Have you ever done this? In grief or in sorrow or in exhaustion, you’ve withdrawn to a place of solitude. Jesus did. But the Bible tells us that when he had arrived at the place of solitude, he discovered that He wasn’t really alone at all. A large crowd of people had followed him, along the shore. They were desperate for Him. I understand. Do you? I’ve been desperate for Him in the past. And I am desperate for Him now, as I write. It’s really a desperation I’ve had for years now. I do understand. And so does Jesus. I know this because of His response to the people who interrupted His desired solitude.
The Bible tells us that when Jesus saw this large crowd, he had compassion on them and healed their sick. Then he fed them by multiplying five loaves of bread and two fish. That’s my Jesus! That’s your Jesus, beloved! Compassionate. Loving. Healer. Bread of Life.
After He met the needs of the people, He again sought solitude, this time succeeding. He went up on a mountainside. To pray, the Bible says.
To pray. I must let that “sink in” to my desperate, multitasking mind today.
I don’t know how long He was alone in prayer, but I assume it was through the evening and most of the night. We read that along toward morning, He went out, on the lake, walking on the water during a storm, to meet, comfort, rescue, and teach His disciples who were in a water-drenched boat, tossing to and fro, thinking they were going to die. That’s my Jesus! That’s your Jesus. Teacher. Comforter. Savior. Deliverer. The Great I Am! The Son of God!
And it didn’t end. His ministry didn’t end when He was crucified – because of the Resurrection! He’s still compassionate. He still comforts me. He’s still loving and healing. My teacher. My Savior. The Great I Am! The Son of God. The Bread of Life. The Light of the World. That’s my Jesus. And if He is your Savior, that’s your Jesus too.
He’s the one who becomes family.
He’s the one who is compassionate.
And He’s the one who teaches me that occasionally I need to get to a place of solitude ~ to pray.
I’ve been pondering God’s purpose, of which I wrote in the last post. (Click here to read, “It Is Not Coincidental.”) Actually, I’ve been pondering this concept of God’s purpose for quite a few years.

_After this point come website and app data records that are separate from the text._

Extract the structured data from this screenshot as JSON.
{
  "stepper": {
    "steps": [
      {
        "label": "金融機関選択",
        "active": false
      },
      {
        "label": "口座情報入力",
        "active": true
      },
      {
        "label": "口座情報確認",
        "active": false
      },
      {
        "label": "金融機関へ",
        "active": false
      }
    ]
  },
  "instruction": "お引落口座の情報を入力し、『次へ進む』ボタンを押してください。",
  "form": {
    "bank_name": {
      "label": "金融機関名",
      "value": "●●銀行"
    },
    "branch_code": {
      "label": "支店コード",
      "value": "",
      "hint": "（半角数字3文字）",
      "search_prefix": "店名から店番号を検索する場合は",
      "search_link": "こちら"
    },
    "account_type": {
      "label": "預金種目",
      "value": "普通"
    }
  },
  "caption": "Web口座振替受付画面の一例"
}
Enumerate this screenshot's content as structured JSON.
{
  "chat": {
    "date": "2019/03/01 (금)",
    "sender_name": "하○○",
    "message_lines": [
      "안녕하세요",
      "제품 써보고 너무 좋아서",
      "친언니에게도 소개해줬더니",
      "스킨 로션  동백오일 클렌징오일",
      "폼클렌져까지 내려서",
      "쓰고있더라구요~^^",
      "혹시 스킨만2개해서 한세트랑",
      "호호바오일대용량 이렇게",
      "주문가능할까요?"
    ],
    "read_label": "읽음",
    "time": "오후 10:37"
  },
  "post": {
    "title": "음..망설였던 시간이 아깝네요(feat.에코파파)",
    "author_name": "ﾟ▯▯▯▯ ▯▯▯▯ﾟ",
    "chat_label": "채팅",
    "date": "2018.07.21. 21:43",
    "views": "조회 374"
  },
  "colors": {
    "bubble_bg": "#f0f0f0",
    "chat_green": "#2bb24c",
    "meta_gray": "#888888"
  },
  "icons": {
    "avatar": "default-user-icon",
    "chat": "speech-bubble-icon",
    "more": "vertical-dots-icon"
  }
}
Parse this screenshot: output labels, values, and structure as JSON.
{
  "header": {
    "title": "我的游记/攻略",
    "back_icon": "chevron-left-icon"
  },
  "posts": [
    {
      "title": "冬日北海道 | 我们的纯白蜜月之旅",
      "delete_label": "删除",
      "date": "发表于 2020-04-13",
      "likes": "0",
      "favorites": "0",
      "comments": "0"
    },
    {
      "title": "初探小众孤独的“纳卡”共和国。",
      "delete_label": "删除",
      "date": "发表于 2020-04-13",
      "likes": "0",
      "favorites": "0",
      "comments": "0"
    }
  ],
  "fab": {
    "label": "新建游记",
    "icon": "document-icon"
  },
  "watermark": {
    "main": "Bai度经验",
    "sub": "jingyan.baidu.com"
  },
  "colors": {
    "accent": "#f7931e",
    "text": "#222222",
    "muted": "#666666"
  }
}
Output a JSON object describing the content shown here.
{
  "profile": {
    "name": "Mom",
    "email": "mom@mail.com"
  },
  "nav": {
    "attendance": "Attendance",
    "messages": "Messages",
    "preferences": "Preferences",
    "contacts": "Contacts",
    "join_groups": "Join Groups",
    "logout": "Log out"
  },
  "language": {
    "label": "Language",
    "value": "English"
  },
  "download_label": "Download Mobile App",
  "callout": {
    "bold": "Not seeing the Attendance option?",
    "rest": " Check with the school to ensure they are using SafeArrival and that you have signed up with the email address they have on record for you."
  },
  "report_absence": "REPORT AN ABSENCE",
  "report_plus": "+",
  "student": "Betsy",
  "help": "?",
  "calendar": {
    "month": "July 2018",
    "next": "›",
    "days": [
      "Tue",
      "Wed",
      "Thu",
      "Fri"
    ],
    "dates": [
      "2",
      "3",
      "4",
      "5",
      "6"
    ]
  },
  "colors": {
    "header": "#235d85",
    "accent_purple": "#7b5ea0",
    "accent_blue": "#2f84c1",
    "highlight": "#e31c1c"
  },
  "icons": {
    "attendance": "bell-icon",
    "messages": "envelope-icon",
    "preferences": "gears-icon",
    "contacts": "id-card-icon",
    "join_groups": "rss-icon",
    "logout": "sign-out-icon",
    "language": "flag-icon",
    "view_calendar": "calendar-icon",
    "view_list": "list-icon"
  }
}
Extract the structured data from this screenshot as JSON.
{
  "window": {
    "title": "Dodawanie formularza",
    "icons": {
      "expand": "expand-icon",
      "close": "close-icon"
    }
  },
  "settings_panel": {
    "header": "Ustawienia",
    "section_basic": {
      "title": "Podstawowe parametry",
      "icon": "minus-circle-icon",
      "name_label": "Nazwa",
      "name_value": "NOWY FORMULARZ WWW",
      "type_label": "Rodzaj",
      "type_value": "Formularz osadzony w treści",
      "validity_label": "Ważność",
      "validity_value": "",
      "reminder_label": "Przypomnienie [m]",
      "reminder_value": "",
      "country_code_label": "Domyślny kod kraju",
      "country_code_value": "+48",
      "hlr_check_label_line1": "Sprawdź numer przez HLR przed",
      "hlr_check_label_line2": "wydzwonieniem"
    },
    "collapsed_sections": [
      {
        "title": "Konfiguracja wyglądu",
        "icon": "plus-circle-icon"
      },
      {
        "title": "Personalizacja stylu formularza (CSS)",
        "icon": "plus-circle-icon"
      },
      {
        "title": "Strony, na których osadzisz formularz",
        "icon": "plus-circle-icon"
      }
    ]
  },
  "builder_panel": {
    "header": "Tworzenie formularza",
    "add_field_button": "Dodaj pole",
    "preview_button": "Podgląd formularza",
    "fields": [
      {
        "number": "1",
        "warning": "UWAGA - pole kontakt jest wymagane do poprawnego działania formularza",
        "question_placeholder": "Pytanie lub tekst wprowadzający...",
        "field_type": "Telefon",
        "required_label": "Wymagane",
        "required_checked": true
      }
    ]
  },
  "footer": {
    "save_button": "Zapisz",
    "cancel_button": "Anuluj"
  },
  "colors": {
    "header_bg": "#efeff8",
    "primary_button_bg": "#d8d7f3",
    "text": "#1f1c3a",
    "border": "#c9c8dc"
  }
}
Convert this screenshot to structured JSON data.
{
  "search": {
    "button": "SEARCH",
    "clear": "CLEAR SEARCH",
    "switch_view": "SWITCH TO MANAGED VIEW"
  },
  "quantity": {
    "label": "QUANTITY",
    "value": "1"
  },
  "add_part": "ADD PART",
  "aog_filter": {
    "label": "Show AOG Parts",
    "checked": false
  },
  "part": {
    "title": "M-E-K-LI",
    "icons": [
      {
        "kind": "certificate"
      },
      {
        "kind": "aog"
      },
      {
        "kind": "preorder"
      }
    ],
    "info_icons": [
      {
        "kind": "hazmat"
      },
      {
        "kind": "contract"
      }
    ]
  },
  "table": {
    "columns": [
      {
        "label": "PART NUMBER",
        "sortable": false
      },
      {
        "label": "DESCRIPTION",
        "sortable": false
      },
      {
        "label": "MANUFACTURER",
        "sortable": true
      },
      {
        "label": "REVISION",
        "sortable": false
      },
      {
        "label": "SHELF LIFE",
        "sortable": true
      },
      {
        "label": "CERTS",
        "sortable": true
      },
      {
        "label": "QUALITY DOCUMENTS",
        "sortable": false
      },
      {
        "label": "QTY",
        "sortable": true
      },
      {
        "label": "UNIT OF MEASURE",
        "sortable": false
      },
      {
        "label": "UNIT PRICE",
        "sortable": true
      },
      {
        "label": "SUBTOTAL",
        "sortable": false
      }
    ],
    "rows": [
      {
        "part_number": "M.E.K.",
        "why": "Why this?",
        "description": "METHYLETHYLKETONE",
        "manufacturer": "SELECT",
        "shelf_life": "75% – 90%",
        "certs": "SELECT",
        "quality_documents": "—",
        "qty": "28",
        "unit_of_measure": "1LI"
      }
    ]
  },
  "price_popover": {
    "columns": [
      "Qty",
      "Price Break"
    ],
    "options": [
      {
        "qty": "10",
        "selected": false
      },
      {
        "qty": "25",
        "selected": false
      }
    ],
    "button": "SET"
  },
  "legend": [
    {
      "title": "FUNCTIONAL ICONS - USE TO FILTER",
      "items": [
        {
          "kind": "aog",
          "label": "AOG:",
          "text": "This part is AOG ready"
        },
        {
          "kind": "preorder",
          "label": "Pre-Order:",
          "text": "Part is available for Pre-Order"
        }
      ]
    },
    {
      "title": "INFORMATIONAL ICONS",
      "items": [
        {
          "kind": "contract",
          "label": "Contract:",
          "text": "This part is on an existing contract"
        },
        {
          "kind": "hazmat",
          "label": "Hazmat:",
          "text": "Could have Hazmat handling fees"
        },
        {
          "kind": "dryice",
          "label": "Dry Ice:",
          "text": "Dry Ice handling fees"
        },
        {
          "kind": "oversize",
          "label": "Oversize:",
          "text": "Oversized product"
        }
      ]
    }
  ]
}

It seems that for much of my life, I may have feared my Abba Father with a fear that was not scriptural, believing that His purpose for me was to suffer the consequences of every sin – every wrong decision – every foolish move I made.
Jesus hung on the cross, two others beside him.
It was nearing sunset, which marked the beginning of the Sabbath. No bodies were to be left on a cross during the Sabbath. Their deaths must be quickened. So on that Friday, the day of crucifixion, the legs of those crucified men were to be broken. This was typical. A means to hasten death.
My soul yearns, even faints . . . my heart cries out for the living God. (Psalm 84:1,2)
The Word says that we are happy (blessed) when we dwell in that place – His dwelling place – that of The Lord Almighty.